Exploring New Paths to Your Roots
11th New England Regional Genealogical Conference (NERGC)
comes to Springfield, MA, 6-10 April
Lucky New Englanders! This week is NERGC, The New England Regional Genealogical Conference! It is only held every two years, but is every bit as fine a conference as any of the national ones. It's within commuting distance for lots of New Englanders, and for a very low registration fee you'll get instruction and presentations by some of the best genealogists in the country. Read all about it and pre-register here: http://www.nergc.org/NERGC2011/index.html. Or, just show up and sample the lectures. Entrance to the Exhibit Hall is free, and you'll be able to see demonstrations of all of the major genealogy software vendors. You can visit the booths of local societies, buy books & charts, learn how to make your web searches more productive and win some great raffle prizes. I promise you, if you are even slightly interested in genealogy, you'll be like a kid in ye olde candy shoppe at NERGC!
Lots of people are curious about genealogy but don't know where to begin. Of course you start by looking at your own family information, whether written or passed down to you by word of mouth. But once you have gathered that you'll want to move on to the great wide world.

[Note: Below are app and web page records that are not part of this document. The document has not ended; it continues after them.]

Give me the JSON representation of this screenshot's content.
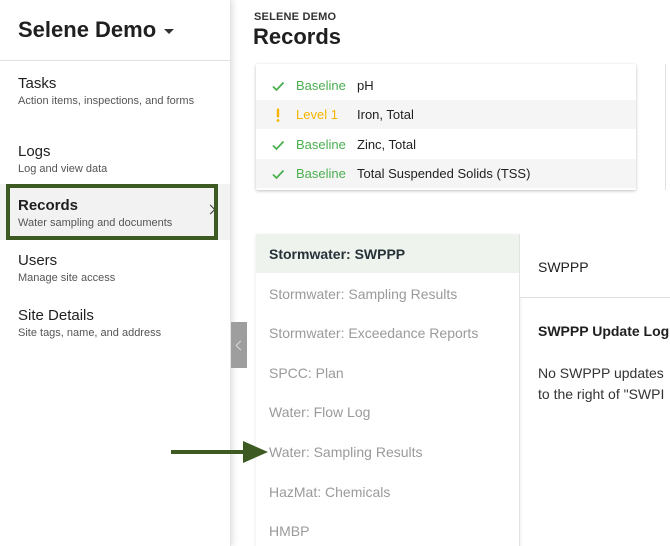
{
  "brand": {
    "title": "Selene Demo",
    "icon": "caret-down-icon"
  },
  "sidebar": {
    "items": [
      {
        "title": "Tasks",
        "subtitle": "Action items, inspections, and forms"
      },
      {
        "title": "Logs",
        "subtitle": "Log and view data"
      },
      {
        "title": "Records",
        "subtitle": "Water sampling and documents"
      },
      {
        "title": "Users",
        "subtitle": "Manage site access"
      },
      {
        "title": "Site Details",
        "subtitle": "Site tags, name, and address"
      }
    ],
    "active_index": 2
  },
  "header": {
    "kicker": "SELENE DEMO",
    "title": "Records"
  },
  "status_rows": [
    {
      "status": "Baseline",
      "name": "pH",
      "icon": "check-icon",
      "color": "#4caf50"
    },
    {
      "status": "Level 1",
      "name": "Iron, Total",
      "icon": "exclamation-icon",
      "color": "#f5b400"
    },
    {
      "status": "Baseline",
      "name": "Zinc, Total",
      "icon": "check-icon",
      "color": "#4caf50"
    },
    {
      "status": "Baseline",
      "name": "Total Suspended Solids (TSS)",
      "icon": "check-icon",
      "color": "#4caf50"
    }
  ],
  "records_list": [
    "Stormwater: SWPPP",
    "Stormwater: Sampling Results",
    "Stormwater: Exceedance Reports",
    "SPCC: Plan",
    "Water: Flow Log",
    "Water: Sampling Results",
    "HazMat: Chemicals",
    "HMBP"
  ],
  "detail": {
    "title": "SWPPP",
    "log_title": "SWPPP Update Log",
    "log_lines": [
      "No SWPPP updates",
      "to the right of \"SWPI"
    ]
  },
  "colors": {
    "highlight": "#3c5a22",
    "accent_green": "#4caf50",
    "warning": "#f5b400"
  }
}
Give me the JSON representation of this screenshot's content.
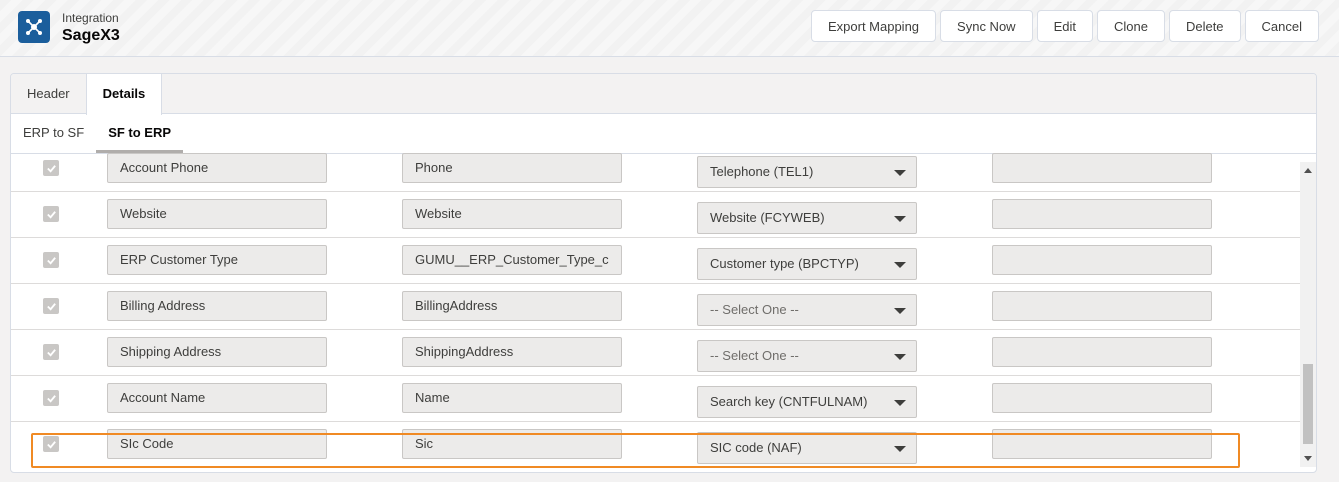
{
  "header": {
    "object_label": "Integration",
    "record_name": "SageX3",
    "icon": "integration-network-icon",
    "buttons": [
      "Export Mapping",
      "Sync Now",
      "Edit",
      "Clone",
      "Delete",
      "Cancel"
    ]
  },
  "tabs": {
    "main": [
      {
        "label": "Header",
        "active": false
      },
      {
        "label": "Details",
        "active": true
      }
    ],
    "sub": [
      {
        "label": "ERP to SF",
        "active": false
      },
      {
        "label": "SF to ERP",
        "active": true
      }
    ]
  },
  "rows": [
    {
      "checked": true,
      "sf_label": "Account Phone",
      "sf_field": "Phone",
      "erp_field": "Telephone (TEL1)",
      "default_value": ""
    },
    {
      "checked": true,
      "sf_label": "Website",
      "sf_field": "Website",
      "erp_field": "Website (FCYWEB)",
      "default_value": ""
    },
    {
      "checked": true,
      "sf_label": "ERP Customer Type",
      "sf_field": "GUMU__ERP_Customer_Type_c",
      "erp_field": "Customer type (BPCTYP)",
      "default_value": ""
    },
    {
      "checked": true,
      "sf_label": "Billing Address",
      "sf_field": "BillingAddress",
      "erp_field": "-- Select One --",
      "default_value": ""
    },
    {
      "checked": true,
      "sf_label": "Shipping Address",
      "sf_field": "ShippingAddress",
      "erp_field": "-- Select One --",
      "default_value": ""
    },
    {
      "checked": true,
      "sf_label": "Account Name",
      "sf_field": "Name",
      "erp_field": "Search key (CNTFULNAM)",
      "default_value": ""
    },
    {
      "checked": true,
      "sf_label": "SIc Code",
      "sf_field": "Sic",
      "erp_field": "SIC code (NAF)",
      "default_value": ""
    }
  ],
  "colors": {
    "highlight": "#f08a24",
    "brand": "#1b5e9c"
  }
}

Nowadays most people usually get their feet wet on the internet. It can be completely overwhelming at first, and Ancestry.com doesn't help beginners much with their exhortation to "just start" researching without knowing what you are looking for! Yet in a way that is good advice. Just jumping in will show you how much is out there. And you'll learn simultaneously that you need some way to weed through all of that information. How do you know what is valid? You certainly don't want to accept everything you find, because one wrong connection guarantees that you'll be offtrack for the rest of that line. For instance, if you make a mistake on your great-grandmother, it means that everyone you find after her is incorrect! You can waste years of your life following bogus lines, so you want to make sure you establish solid links between parents and children.
If you're going to take up genealogy as a hobby you need to learn about the best ways to prove those links. A large genealogy conference like NERGC will give you plenty of opportunity to learn, with multiple simultaneous tracks. Here are just a few: Immigration and Migration, English and Irish Research, DNA & Technology, Records and Sources, New England Research, Treasures, and hands-on Workshops.
What sort of a record trail did your ancestors leave? What can you expect to find for 19th Massachusetts, or 17th century Connecticut, for instance? What is considered reliable evidence? Or maybe you have broader questions, such as: How do you get into the Mayflower Society? How can you find your ancestors' homeland? Why does my family think I'm weird because I love old cemeteries? You'll find the answers to these questions and others you haven't even thought of yet in Springfield this week Thursday to Saturday.
This is a great time to take up genealogy! NBC's Who Do You Think You Are is in its second season and getting better with every episode. Universities, libraries, archives, governmental agencies and private individuals are frantically uploading original documentation. Googlebooks is making thousands and thousands of out of copyright books available (and searchable!). Even so, everything does not magically come into our homes. We still need to go to repositories and dig out original documents sometime. Find out what you have right at home, and what you need to hunt down at NERGC this week. I hope to see you there!